━━━ Supplied records ━━━
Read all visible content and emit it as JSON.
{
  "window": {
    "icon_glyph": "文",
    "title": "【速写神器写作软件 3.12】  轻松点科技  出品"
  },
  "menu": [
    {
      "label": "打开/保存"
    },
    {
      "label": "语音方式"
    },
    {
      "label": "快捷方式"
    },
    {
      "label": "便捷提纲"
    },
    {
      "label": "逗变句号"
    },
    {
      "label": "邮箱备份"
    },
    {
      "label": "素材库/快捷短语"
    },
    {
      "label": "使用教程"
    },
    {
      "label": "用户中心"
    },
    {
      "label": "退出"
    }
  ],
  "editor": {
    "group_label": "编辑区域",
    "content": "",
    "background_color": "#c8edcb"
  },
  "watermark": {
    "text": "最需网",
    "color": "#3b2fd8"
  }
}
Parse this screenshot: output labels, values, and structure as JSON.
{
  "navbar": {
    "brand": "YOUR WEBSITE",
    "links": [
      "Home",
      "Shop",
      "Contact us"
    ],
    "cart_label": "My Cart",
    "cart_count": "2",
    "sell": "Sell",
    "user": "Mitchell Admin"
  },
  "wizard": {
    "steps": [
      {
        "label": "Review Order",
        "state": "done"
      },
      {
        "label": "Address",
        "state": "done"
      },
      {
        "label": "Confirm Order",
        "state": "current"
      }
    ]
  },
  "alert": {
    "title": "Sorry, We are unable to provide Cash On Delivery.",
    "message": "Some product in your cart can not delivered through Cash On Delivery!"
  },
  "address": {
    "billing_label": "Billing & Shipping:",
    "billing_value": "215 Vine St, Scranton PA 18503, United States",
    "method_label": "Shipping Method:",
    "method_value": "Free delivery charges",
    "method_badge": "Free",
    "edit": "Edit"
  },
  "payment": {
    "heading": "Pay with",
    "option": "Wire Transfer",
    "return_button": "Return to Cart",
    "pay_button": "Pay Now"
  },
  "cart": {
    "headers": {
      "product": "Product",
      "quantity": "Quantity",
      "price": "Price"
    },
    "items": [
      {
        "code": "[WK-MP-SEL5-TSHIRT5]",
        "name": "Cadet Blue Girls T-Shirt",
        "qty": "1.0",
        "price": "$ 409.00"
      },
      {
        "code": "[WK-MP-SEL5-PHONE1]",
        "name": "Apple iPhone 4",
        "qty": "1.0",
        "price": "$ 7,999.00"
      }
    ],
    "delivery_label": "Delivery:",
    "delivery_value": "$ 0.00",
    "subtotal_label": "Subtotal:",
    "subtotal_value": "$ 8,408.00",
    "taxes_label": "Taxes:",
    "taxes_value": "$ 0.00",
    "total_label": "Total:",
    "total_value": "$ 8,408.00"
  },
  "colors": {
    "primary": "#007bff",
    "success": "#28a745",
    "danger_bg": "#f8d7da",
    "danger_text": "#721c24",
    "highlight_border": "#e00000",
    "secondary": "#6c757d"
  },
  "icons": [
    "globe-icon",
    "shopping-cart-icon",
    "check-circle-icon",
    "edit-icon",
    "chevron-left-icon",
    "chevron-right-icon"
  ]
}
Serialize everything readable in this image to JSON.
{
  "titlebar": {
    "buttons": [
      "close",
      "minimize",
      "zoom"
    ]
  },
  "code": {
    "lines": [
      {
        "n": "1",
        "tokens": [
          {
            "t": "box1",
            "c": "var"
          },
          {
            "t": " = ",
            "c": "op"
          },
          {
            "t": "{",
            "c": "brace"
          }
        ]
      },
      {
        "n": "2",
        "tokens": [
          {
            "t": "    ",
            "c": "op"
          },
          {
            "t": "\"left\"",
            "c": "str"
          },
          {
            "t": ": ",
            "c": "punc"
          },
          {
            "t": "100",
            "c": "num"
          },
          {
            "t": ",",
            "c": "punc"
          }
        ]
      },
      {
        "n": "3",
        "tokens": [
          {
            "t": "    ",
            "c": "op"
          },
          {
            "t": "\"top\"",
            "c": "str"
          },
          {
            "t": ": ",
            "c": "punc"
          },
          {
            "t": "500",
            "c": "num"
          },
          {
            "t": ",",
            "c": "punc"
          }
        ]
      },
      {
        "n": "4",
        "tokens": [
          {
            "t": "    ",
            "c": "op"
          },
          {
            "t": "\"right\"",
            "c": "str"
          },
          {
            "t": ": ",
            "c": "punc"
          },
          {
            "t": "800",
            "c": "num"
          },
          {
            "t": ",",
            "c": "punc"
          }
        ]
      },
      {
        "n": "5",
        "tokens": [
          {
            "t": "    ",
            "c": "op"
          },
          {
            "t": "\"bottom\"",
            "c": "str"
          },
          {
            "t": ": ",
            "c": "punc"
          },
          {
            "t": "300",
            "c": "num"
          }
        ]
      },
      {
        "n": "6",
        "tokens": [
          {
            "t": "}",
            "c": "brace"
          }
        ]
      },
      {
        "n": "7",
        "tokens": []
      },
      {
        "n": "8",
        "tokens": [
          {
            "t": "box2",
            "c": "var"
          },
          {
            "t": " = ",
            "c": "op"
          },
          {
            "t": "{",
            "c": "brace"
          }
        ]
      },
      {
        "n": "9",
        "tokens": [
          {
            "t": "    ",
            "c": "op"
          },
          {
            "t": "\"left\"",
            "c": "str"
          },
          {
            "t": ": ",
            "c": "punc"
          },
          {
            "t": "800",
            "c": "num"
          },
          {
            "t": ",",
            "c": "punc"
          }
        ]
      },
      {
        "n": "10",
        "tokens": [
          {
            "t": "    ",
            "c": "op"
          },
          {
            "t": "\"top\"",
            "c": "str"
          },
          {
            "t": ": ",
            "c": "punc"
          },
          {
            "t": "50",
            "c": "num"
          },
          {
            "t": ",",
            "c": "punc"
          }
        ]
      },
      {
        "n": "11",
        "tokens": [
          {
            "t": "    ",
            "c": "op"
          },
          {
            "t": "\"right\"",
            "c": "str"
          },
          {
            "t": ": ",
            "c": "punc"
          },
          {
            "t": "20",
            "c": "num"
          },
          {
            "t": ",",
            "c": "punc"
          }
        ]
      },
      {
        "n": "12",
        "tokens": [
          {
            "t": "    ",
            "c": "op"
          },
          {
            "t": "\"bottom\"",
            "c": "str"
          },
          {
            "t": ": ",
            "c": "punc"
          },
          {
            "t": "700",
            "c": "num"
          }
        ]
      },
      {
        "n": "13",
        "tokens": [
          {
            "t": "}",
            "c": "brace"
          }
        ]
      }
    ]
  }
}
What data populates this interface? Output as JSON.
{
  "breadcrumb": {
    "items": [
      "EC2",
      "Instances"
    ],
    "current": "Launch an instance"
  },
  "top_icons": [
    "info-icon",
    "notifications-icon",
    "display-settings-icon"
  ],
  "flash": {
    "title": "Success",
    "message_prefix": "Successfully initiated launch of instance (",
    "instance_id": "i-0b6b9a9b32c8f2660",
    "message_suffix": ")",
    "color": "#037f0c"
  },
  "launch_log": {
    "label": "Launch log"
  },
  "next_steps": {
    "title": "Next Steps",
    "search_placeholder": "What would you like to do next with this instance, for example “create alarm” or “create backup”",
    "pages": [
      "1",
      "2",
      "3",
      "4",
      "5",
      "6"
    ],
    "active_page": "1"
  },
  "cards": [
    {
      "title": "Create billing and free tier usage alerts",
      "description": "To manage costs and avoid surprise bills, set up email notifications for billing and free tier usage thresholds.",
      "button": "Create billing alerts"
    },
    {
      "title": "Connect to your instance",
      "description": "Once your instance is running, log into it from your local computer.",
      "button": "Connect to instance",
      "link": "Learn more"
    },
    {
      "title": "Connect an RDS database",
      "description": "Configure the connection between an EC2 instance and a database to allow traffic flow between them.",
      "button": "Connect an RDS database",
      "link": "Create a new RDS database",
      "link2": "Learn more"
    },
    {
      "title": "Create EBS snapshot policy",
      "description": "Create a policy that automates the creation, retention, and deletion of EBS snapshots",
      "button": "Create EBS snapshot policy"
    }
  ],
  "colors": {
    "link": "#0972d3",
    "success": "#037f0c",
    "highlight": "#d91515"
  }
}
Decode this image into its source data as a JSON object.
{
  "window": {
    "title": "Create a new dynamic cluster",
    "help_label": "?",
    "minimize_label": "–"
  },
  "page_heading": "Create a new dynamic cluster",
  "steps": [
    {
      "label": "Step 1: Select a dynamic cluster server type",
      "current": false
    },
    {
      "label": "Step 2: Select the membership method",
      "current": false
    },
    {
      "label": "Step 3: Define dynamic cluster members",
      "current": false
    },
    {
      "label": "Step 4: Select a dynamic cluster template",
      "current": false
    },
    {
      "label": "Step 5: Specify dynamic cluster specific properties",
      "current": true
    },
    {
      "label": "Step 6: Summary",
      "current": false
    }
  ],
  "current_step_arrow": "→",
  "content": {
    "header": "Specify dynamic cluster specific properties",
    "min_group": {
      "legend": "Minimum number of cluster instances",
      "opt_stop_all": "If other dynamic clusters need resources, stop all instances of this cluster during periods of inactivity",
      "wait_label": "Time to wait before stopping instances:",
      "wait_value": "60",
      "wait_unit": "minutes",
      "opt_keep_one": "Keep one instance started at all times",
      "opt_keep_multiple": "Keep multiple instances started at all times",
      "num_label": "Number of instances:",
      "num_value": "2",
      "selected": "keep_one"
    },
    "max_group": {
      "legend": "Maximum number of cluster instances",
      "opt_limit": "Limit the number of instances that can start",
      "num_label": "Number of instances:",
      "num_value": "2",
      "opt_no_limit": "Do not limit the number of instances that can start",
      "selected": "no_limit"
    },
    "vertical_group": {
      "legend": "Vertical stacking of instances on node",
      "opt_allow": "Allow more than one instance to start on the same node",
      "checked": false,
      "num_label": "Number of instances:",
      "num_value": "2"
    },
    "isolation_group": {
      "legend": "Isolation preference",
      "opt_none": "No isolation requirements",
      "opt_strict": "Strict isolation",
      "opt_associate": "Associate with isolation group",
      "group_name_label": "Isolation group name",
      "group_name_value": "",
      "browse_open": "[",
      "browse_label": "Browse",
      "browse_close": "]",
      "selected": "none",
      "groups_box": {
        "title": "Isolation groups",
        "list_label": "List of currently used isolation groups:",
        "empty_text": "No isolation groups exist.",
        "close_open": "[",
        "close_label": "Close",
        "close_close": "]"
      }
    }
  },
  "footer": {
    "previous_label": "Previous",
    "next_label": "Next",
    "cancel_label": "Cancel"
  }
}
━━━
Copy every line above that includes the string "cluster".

    "title": "Create a new dynamic cluster",
  "page_heading": "Create a new dynamic cluster",
      "label": "Step 1: Select a dynamic cluster server type",
      "label": "Step 3: Define dynamic cluster members",
      "label": "Step 4: Select a dynamic cluster template",
      "label": "Step 5: Specify dynamic cluster specific properties",
    "header": "Specify dynamic cluster specific properties",
      "legend": "Minimum number of cluster instances",
      "opt_stop_all": "If other dynamic clusters need resources, stop all instances of this cluster during periods of inactivity",
      "legend": "Maximum number of cluster instances",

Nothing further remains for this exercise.